A riddle, posed as a series of questions and responses, serves as the centerpiece of this mystery, another from the early files of Sherlock Holmes, pre-Watson. And unlike the majority of the tales we’ve been given, this one is narrated by Holmes himself, relating the case to Watson as it unfolded for him.
The tale begins as Holmes recollects a visit from Reginald Musgrave, an acquaintance from his university days, wherein Musgrave tells of the disappearance of two of his staff. Rachel Howells, a maid, and Richard Brunton, the butler, vanished following Bruton’s dismissal at Musgrave’s hands for secretly reading a family document, the titular Musgrave Ritual. Musgrave found Brunton in the library at two in the morning, having taken the document out of a locked cabinet and, upon being caught, shoved a map into his pocket. Brunton begged not to be dismissed lest it besmirch his honor, asking for a month in which he could invent some plausible excuse for leaving (and for something else, which will be revealed). Musgrave gave him a week.
Within the week, Brunton disappeared, leaving behind most of his belongings. There was no sign of him, and Howells, Bruton’s former lover, became hysterical when asked. Another servant had to sit up with her all night, but after nodding off, Howells escaped through a window. Her footprints stopped at the edge of a lake. Dredging the lake turned up only a sack of rusty metal bits and some colored glass or stones. The maid was never heard from again.
Upon casual inspection, this would seem to be three mysteries, but Holmes put them together as a single mystery, with the two centuries old riddle at the center of it. He deduces that the riddle is a set of instructions to a specific location on family grounds. Holmes and Musgrave follow the instructions to a cellar of the old house, the floor cleared away, revealing a stone slab with a large iron ring fixed upon it. At this point, Holmes called the police, at which point they removed the slab.
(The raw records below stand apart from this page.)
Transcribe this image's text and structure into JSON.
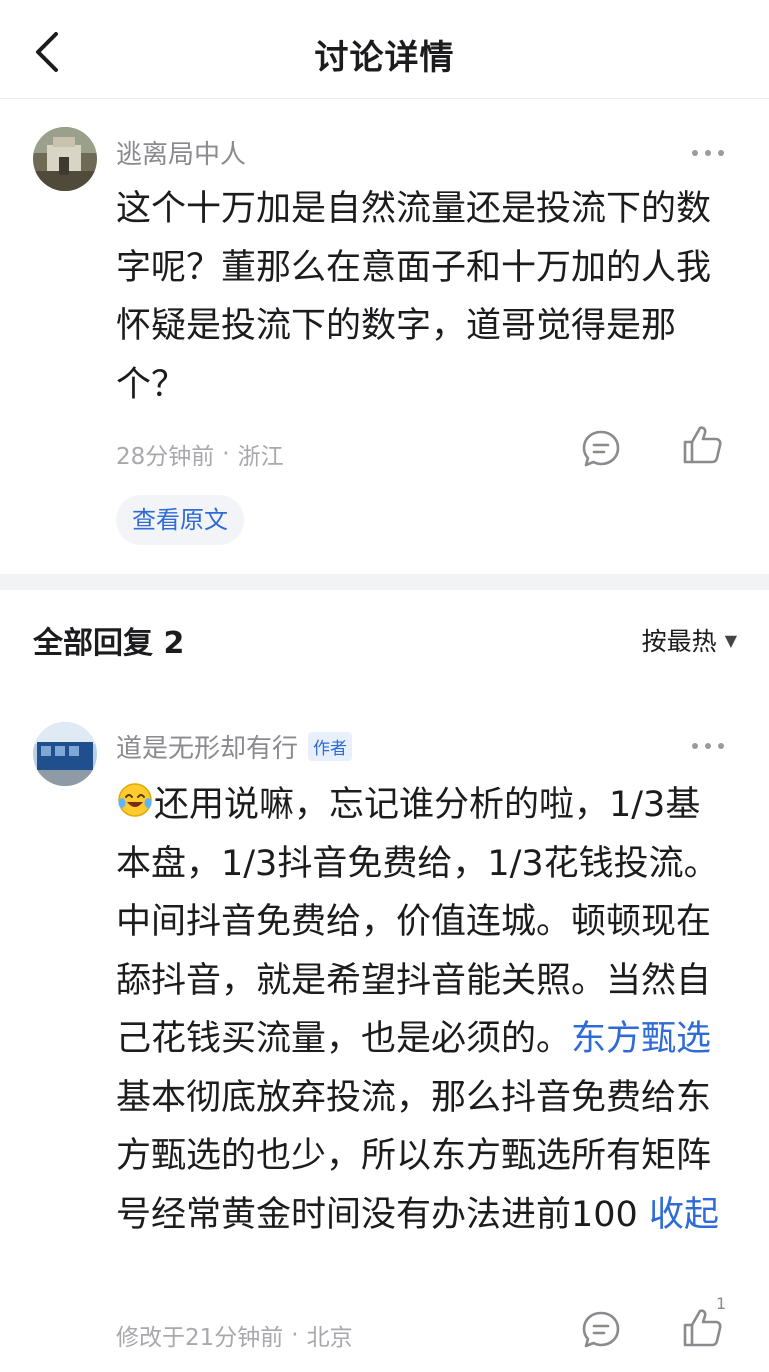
{
  "header": {
    "title": "讨论详情"
  },
  "post": {
    "author": "逃离局中人",
    "content": "这个十万加是自然流量还是投流下的数字呢？董那么在意面子和十万加的人我怀疑是投流下的数字，道哥觉得是那个？",
    "time": "28分钟前",
    "location": "浙江",
    "separator": "·",
    "view_original": "查看原文"
  },
  "replies": {
    "title": "全部回复 2",
    "sort_label": "按最热",
    "items": [
      {
        "author": "道是无形却有行",
        "badge": "作者",
        "text_part1": "还用说嘛，忘记谁分析的啦，1/3基本盘，1/3抖音免费给，1/3花钱投流。中间抖音免费给，价值连城。顿顿现在舔抖音，就是希望抖音能关照。当然自己花钱买流量，也是必须的。",
        "link_text": "东方甄选",
        "text_part2": "基本彻底放弃投流，那么抖音免费给东方甄选的也少，所以东方甄选所有矩阵号经常黄金时间没有办法进前100 ",
        "collapse": "收起",
        "meta": "修改于21分钟前",
        "separator": "·",
        "location": "北京",
        "like_count": "1"
      }
    ]
  },
  "colors": {
    "accent": "#2e6bd6",
    "muted": "#8a8a8f",
    "band": "#f2f3f5"
  },
  "icons": [
    "back-arrow-icon",
    "more-dots-icon",
    "comment-icon",
    "thumbs-up-icon",
    "caret-down-icon",
    "laughing-tears-emoji-icon"
  ]
}
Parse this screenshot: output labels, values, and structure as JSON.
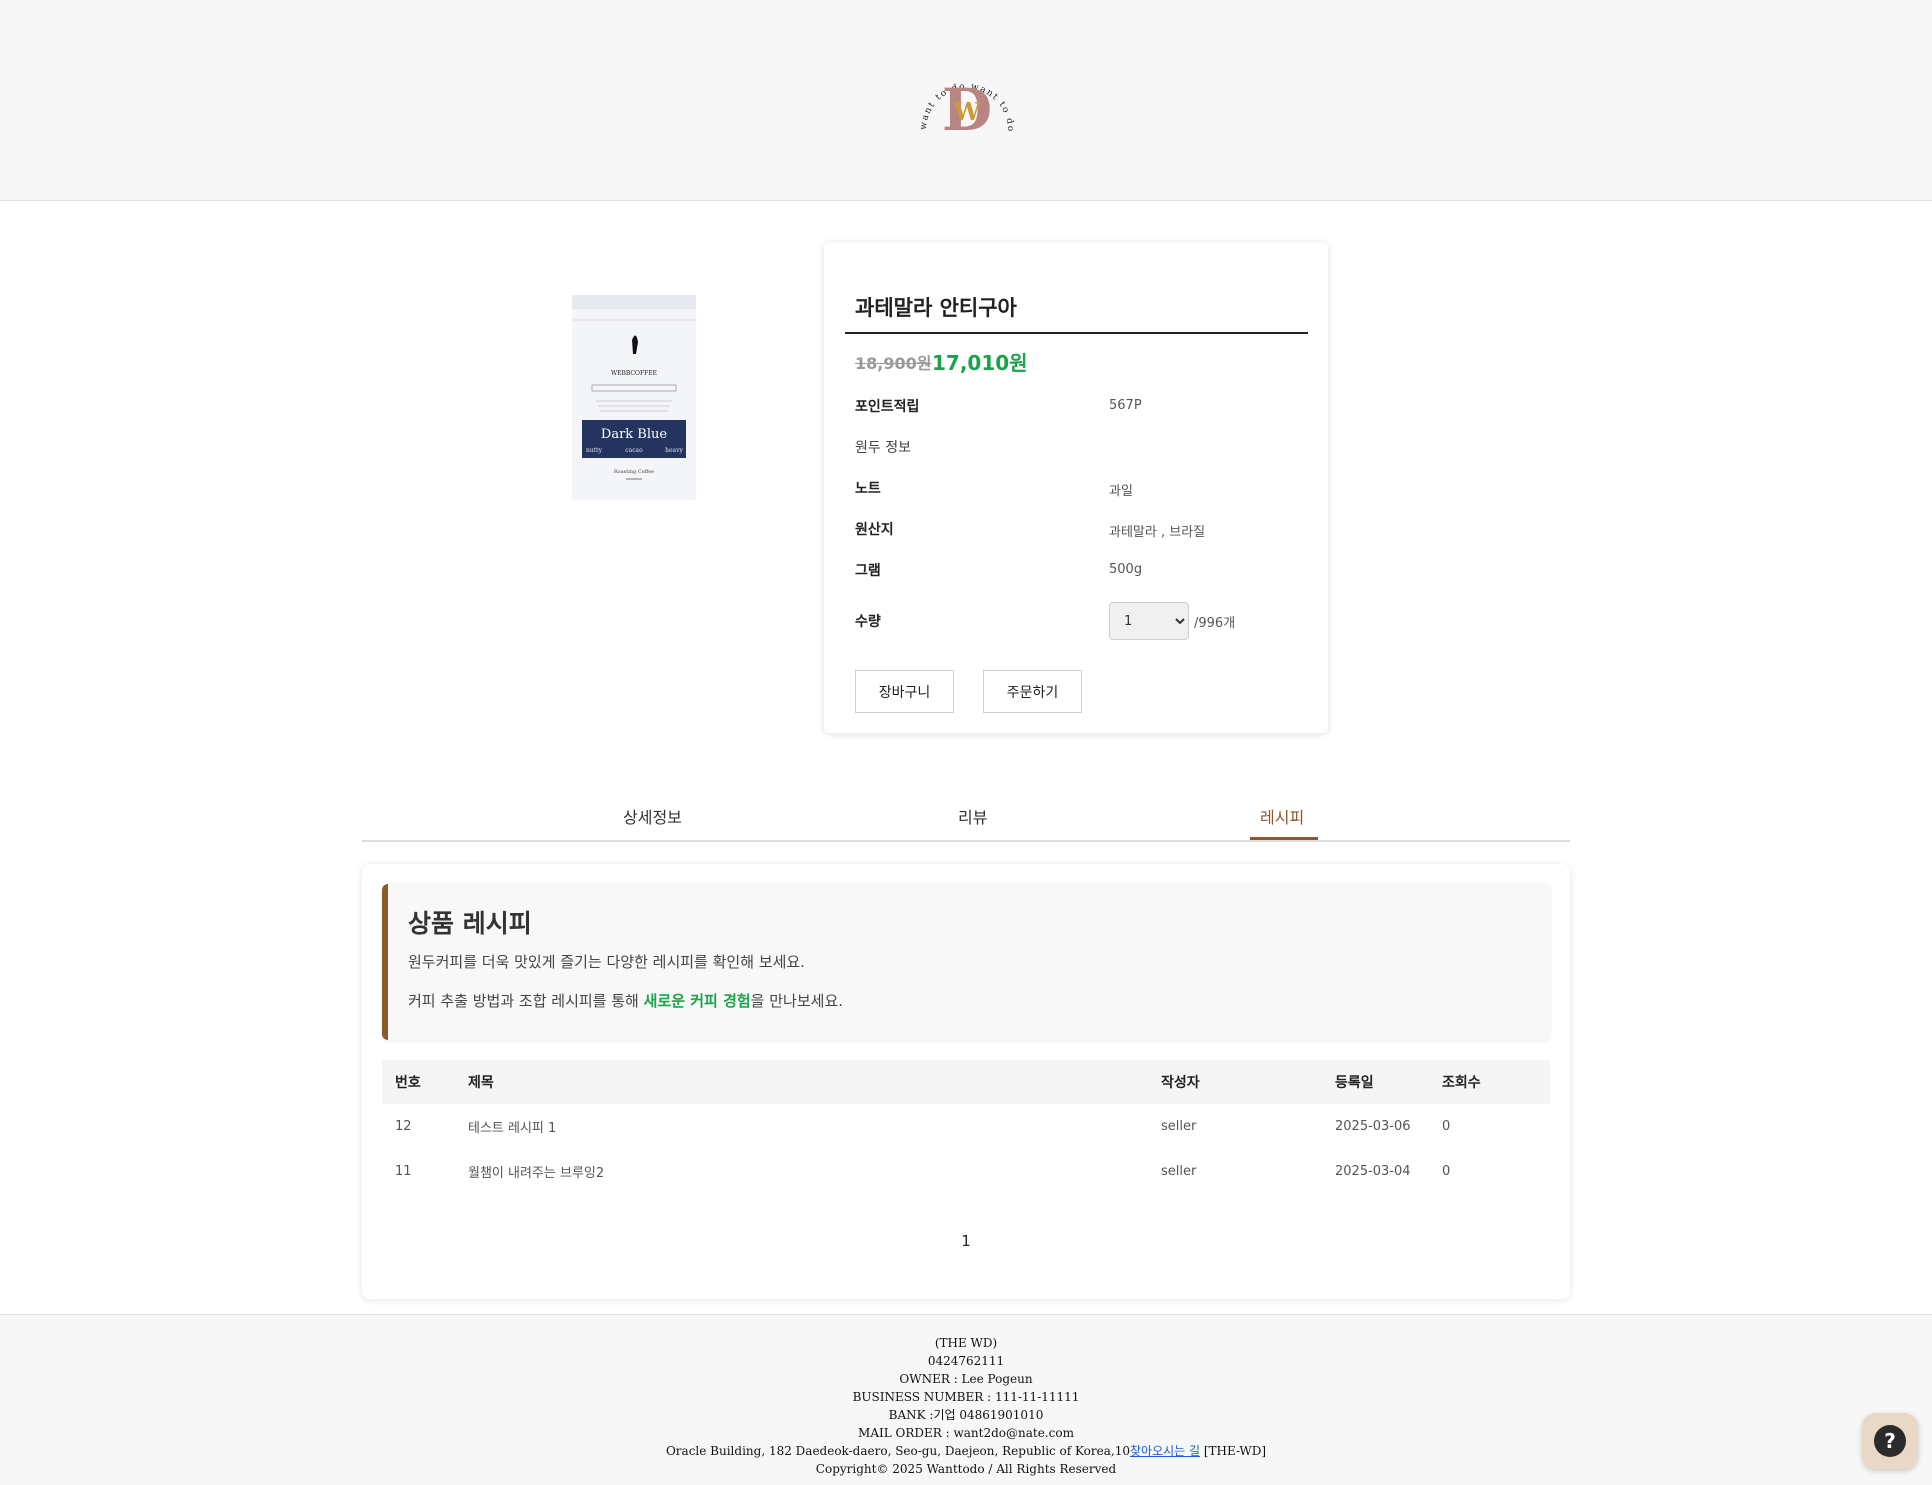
{
  "header": {
    "logo": {
      "icon": "wd-circle-logo-icon",
      "ring_text": "want to do want to do want to do",
      "monogram": "W",
      "letter": "D"
    }
  },
  "product": {
    "image": {
      "icon": "coffee-bag-image",
      "brand": "WEBBCOFFEE",
      "label": "Dark Blue",
      "tags": [
        "nutty",
        "cacao",
        "heavy"
      ],
      "footer": "Roasting Coffee"
    },
    "title": "과테말라 안티구아",
    "price_original": "18,900원",
    "price_sale": "17,010원",
    "rows": [
      {
        "label": "포인트적립",
        "value": "567P"
      },
      {
        "label": "원두 정보",
        "value": ""
      },
      {
        "label": "노트",
        "value": "과일"
      },
      {
        "label": "원산지",
        "value": "과테말라 , 브라질"
      },
      {
        "label": "그램",
        "value": "500g"
      }
    ],
    "quantity": {
      "label": "수량",
      "selected": "1",
      "stock": "/996개"
    },
    "buttons": {
      "cart": "장바구니",
      "order": "주문하기"
    }
  },
  "tabs": [
    {
      "label": "상세정보",
      "active": false
    },
    {
      "label": "리뷰",
      "active": false
    },
    {
      "label": "레시피",
      "active": true
    }
  ],
  "recipe": {
    "title": "상품 레시피",
    "line1": "원두커피를 더욱 맛있게 즐기는 다양한 레시피를 확인해 보세요.",
    "line2_pre": "커피 추출 방법과 조합 레시피를 통해 ",
    "line2_highlight": "새로운 커피 경험",
    "line2_post": "을 만나보세요.",
    "columns": [
      "번호",
      "제목",
      "작성자",
      "등록일",
      "조회수"
    ],
    "rows": [
      [
        "12",
        "테스트 레시피 1",
        "seller",
        "2025-03-06",
        "0"
      ],
      [
        "11",
        "월챔이 내려주는 브루잉2",
        "seller",
        "2025-03-04",
        "0"
      ]
    ],
    "page": "1"
  },
  "footer": {
    "company": "(THE WD)",
    "phone": "0424762111",
    "owner": "OWNER : Lee Pogeun",
    "business": "BUSINESS NUMBER : 111-11-11111",
    "bank": "BANK :기업 04861901010",
    "mail": "MAIL ORDER : want2do@nate.com",
    "address": "Oracle Building, 182 Daedeok-daero, Seo-gu, Daejeon, Republic of Korea,10",
    "directions_link": "찾아오시는 길",
    "address_tail": " [THE-WD]",
    "copyright": "Copyright© 2025 Wanttodo / All Rights Reserved"
  },
  "help_button": {
    "icon": "help-question-icon",
    "glyph": "?"
  },
  "colors": {
    "accent_brown": "#8b5a2b",
    "price_green": "#1aa34a",
    "label_navy": "#24345e",
    "link_blue": "#1a5fd6"
  }
}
Beneath it they found an empty rotting chest and Brunton, dead for days with no marks on him. The verdict: he suffocated.
Holmes unravels the mystery for his host at this point. Brunton had deduced the ritual’s meaning, believing it to lead to some manner of treasure, and Holmes pointed out the clues he followed. Rachel Howells was pulled in to help move the slab, who by this point hated him. Holmes suggests that she may have purposefully kicked away the supports after Brunton climbed down, leaving him to die, or that the slab had simply fallen, causing her to panic.
The treasure in the bag, upon examination, reveals that the metal was gold and the stones were gems. Holmes believed it to be the gold crown of King Charles I, being kept for his son, Charles II. History intervened, as Charles II was crowned 11 years following the execution of his father. The ritual was all about securing the crown within the family. Sir Ralph Musgrave, an ancestor of Reginald’s was a king’s man. Holmes believed the originator of the ritual died before passing the secret to his own son, thus it became an odd bit of family custom for the next 200 years.
We’ve already seen how Sir Arthur Conan Doyle has tipped his hat to the originator of the detective story, Edgar Allan Poe. This tale shares points with two of Poe’s tales, “The Gold Bug” and “The Cask of Amontillado.” There is a couplet missing in the original riddle identifying the month, added to the Memoirs upon collected publication.
As an American (and as a kid at the time), I freely admit to being quite lost the first time I read this story, not understanding much (or anything at all, really) about the English Civil War or who Charles I was. All these years later, I have a far better handle on that, a point that certainly most Brits at the time of publication would or should have understood. It makes a world of difference to understand the culture of the intended audience. Even after I put the history together, I still had no idea until years after that the crown in question had been destroyed in 1649. Later on, as I developed my interest in the Medieval and Renaissance eras, that’s when I learned the crown was “The Tudor Crown,” commissioned either by Henry VII or Henry VIII (likely the latter given his need for extravagant declarative symbolism) first documented in an inventory of Henry VIII’s jewels as being far more elaborate than its Medieval counterparts, bearing the symbolism that would indicate Henry’s position as King of England and France, with later added embellishments of Christ, Mary, and St. George to underscore Henry’s leadership of the newly formed Church of England. Following the Tudor dynasty, both James I and Charles I wore it. Following Charles’ execution, it was broken apart and sold in pieces. There’s a kind of Imperialist romance in play that Conan Doyle would have the pieces of the crown placed in the safekeeping of a king’s man and his family that, oddly, doesn’t reflect upon Conan Doyle at all one way or the other. Somehow it stays self-contained to the Musgrave character’s history and nothing more. Suffice it to say, this is one of those stories that, due to the backstory in play, has aged well as I’ve grown older and better educated in British history.